Report all lines of the records that contain "인증센터".
*** Source records ***
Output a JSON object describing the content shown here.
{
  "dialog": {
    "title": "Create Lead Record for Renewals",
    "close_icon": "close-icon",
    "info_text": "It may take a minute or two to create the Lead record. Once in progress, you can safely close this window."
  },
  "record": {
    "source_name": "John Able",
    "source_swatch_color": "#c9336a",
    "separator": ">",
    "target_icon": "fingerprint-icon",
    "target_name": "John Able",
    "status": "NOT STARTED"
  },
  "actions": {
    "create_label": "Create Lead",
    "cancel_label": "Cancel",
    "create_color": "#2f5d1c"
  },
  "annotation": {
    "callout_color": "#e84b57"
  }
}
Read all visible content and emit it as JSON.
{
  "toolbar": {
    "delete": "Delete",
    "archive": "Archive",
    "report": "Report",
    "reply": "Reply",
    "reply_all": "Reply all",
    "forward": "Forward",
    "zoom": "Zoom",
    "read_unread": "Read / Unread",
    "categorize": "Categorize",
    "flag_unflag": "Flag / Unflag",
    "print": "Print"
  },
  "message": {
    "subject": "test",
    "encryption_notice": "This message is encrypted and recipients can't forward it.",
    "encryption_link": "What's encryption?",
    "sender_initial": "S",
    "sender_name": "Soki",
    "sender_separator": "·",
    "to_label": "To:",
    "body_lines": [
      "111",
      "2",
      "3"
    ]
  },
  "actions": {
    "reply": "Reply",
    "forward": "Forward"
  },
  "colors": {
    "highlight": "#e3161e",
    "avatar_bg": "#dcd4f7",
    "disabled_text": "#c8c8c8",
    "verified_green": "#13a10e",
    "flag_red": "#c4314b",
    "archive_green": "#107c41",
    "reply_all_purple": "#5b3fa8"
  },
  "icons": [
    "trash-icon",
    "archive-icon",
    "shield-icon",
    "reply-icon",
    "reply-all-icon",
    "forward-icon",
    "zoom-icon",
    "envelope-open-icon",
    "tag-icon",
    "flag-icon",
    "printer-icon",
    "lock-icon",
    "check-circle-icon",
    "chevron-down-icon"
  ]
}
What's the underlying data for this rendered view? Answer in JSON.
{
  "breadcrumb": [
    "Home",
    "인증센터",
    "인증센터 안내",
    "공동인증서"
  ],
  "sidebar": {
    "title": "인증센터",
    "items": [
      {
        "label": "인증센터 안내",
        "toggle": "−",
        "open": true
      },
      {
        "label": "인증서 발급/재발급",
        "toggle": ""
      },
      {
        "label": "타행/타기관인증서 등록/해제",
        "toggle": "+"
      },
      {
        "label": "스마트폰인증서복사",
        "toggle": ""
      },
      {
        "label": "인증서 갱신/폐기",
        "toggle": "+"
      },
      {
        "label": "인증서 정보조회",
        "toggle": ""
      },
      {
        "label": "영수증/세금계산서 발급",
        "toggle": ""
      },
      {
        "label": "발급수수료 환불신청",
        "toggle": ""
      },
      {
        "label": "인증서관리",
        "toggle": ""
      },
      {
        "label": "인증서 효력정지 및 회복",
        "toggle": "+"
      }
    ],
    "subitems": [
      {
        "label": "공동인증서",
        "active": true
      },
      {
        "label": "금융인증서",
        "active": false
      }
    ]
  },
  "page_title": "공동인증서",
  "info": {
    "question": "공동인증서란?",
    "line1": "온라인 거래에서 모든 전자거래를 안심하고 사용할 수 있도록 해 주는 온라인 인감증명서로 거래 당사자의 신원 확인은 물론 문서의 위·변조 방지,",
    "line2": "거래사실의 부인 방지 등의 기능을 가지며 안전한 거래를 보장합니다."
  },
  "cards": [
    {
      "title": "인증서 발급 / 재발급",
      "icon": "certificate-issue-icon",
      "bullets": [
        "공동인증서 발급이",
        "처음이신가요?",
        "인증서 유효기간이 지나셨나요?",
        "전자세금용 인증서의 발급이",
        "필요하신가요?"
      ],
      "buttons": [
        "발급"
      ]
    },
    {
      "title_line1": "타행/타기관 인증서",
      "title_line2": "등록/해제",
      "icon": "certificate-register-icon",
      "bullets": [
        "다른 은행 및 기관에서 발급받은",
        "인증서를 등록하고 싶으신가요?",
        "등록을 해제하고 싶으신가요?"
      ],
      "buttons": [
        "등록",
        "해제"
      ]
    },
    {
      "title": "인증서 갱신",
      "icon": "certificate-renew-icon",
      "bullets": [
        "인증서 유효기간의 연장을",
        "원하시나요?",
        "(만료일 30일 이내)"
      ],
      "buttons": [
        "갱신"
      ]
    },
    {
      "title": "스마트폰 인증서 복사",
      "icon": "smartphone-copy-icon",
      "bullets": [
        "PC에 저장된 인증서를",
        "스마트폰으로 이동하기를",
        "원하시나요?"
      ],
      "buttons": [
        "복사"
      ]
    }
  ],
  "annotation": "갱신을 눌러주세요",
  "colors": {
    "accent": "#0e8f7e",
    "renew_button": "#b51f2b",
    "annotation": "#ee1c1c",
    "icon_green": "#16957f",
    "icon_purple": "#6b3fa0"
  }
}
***
Answer area:
    "인증센터",
    "인증센터 안내",
    "title": "인증센터",
        "label": "인증센터 안내",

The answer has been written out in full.